- [WHAT TO DO]:
Each line below needs to be returned exactly. Skip any picture.

- [EXTRACTED DATA]:
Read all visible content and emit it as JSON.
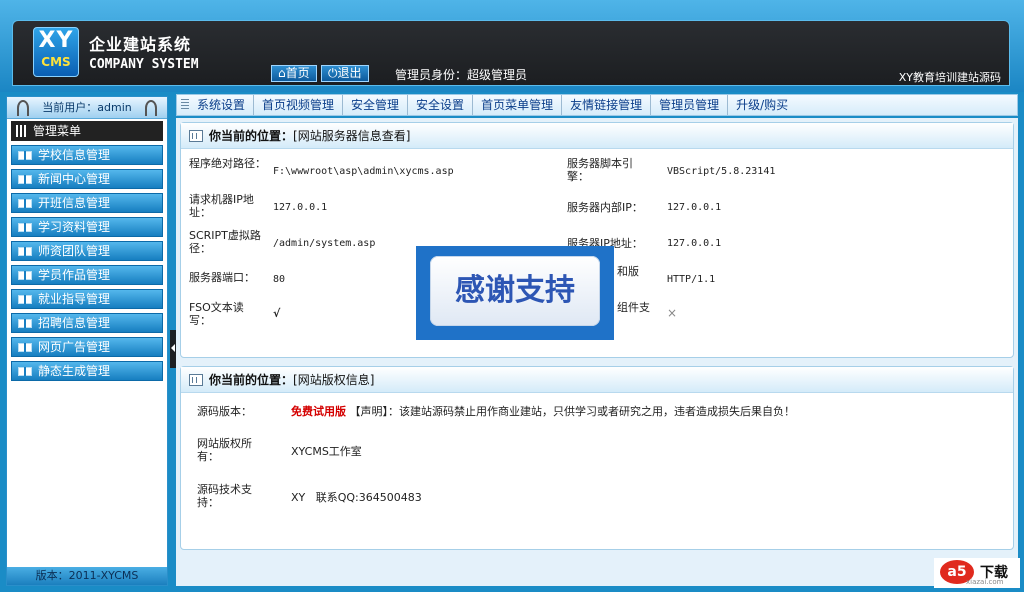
{
  "header": {
    "logo_top": "XY",
    "logo_bottom": "CMS",
    "brand_cn": "企业建站系统",
    "brand_en": "COMPANY SYSTEM",
    "nav_home": "首页",
    "nav_logout": "退出",
    "admin_role": "管理员身份：超级管理员",
    "site_tag": "XY教育培训建站源码"
  },
  "sidebar": {
    "current_user": "当前用户：admin",
    "menu_head": "管理菜单",
    "items": [
      "学校信息管理",
      "新闻中心管理",
      "开班信息管理",
      "学习资料管理",
      "师资团队管理",
      "学员作品管理",
      "就业指导管理",
      "招聘信息管理",
      "网页广告管理",
      "静态生成管理"
    ],
    "version": "版本：2011-XYCMS"
  },
  "topmenu": [
    "系统设置",
    "首页视频管理",
    "安全管理",
    "安全设置",
    "首页菜单管理",
    "友情链接管理",
    "管理员管理",
    "升级/购买"
  ],
  "server_panel": {
    "title_prefix": "你当前的位置：",
    "title_text": "[网站服务器信息查看]",
    "rows": [
      {
        "label_l": "程序绝对路径：",
        "value_l": "F:\\wwwroot\\asp\\admin\\xycms.asp",
        "label_r": "服务器脚本引擎：",
        "value_r": "VBScript/5.8.23141"
      },
      {
        "label_l": "请求机器IP地址：",
        "value_l": "127.0.0.1",
        "label_r": "服务器内部IP：",
        "value_r": "127.0.0.1"
      },
      {
        "label_l": "SCRIPT虚拟路径：",
        "value_l": "/admin/system.asp",
        "label_r": "服务器IP地址：",
        "value_r": "127.0.0.1"
      },
      {
        "label_l": "服务器端口：",
        "value_l": "80",
        "label_r": "和版",
        "value_r": "HTTP/1.1"
      },
      {
        "label_l": "FSO文本读写：",
        "value_l": "√",
        "label_r": "组件支",
        "value_r": "×"
      }
    ]
  },
  "copyright_panel": {
    "title_prefix": "你当前的位置：",
    "title_text": "[网站版权信息]",
    "source_label": "源码版本：",
    "free_text": "免费试用版",
    "notice": "【声明】：该建站源码禁止用作商业建站，只供学习或者研究之用，违者造成损失后果自负！",
    "owner_label": "网站版权所有：",
    "owner_value": "XYCMS工作室",
    "support_label": "源码技术支持：",
    "support_value": "XY   联系QQ:364500483"
  },
  "overlay": {
    "text": "感谢支持"
  },
  "watermark": {
    "logo": "a5",
    "text": "下载",
    "url": "xiazai.com"
  }
}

- [SOLUTION TO THE PROBLEM]:
Read all visible content and emit it as JSON.
{
  "header": {
    "logo_top": "XY",
    "logo_bottom": "CMS",
    "brand_cn": "企业建站系统",
    "brand_en": "COMPANY SYSTEM",
    "nav_home": "首页",
    "nav_logout": "退出",
    "admin_role": "管理员身份：超级管理员",
    "site_tag": "XY教育培训建站源码"
  },
  "sidebar": {
    "current_user": "当前用户：admin",
    "menu_head": "管理菜单",
    "items": [
      "学校信息管理",
      "新闻中心管理",
      "开班信息管理",
      "学习资料管理",
      "师资团队管理",
      "学员作品管理",
      "就业指导管理",
      "招聘信息管理",
      "网页广告管理",
      "静态生成管理"
    ],
    "version": "版本：2011-XYCMS"
  },
  "topmenu": [
    "系统设置",
    "首页视频管理",
    "安全管理",
    "安全设置",
    "首页菜单管理",
    "友情链接管理",
    "管理员管理",
    "升级/购买"
  ],
  "server_panel": {
    "title_prefix": "你当前的位置：",
    "title_text": "[网站服务器信息查看]",
    "rows": [
      {
        "label_l": "程序绝对路径：",
        "value_l": "F:\\wwwroot\\asp\\admin\\xycms.asp",
        "label_r": "服务器脚本引擎：",
        "value_r": "VBScript/5.8.23141"
      },
      {
        "label_l": "请求机器IP地址：",
        "value_l": "127.0.0.1",
        "label_r": "服务器内部IP：",
        "value_r": "127.0.0.1"
      },
      {
        "label_l": "SCRIPT虚拟路径：",
        "value_l": "/admin/system.asp",
        "label_r": "服务器IP地址：",
        "value_r": "127.0.0.1"
      },
      {
        "label_l": "服务器端口：",
        "value_l": "80",
        "label_r": "和版",
        "value_r": "HTTP/1.1"
      },
      {
        "label_l": "FSO文本读写：",
        "value_l": "√",
        "label_r": "组件支",
        "value_r": "×"
      }
    ]
  },
  "copyright_panel": {
    "title_prefix": "你当前的位置：",
    "title_text": "[网站版权信息]",
    "source_label": "源码版本：",
    "free_text": "免费试用版",
    "notice": "【声明】：该建站源码禁止用作商业建站，只供学习或者研究之用，违者造成损失后果自负！",
    "owner_label": "网站版权所有：",
    "owner_value": "XYCMS工作室",
    "support_label": "源码技术支持：",
    "support_value": "XY   联系QQ:364500483"
  },
  "overlay": {
    "text": "感谢支持"
  },
  "watermark": {
    "logo": "a5",
    "text": "下载",
    "url": "xiazai.com"
  }
}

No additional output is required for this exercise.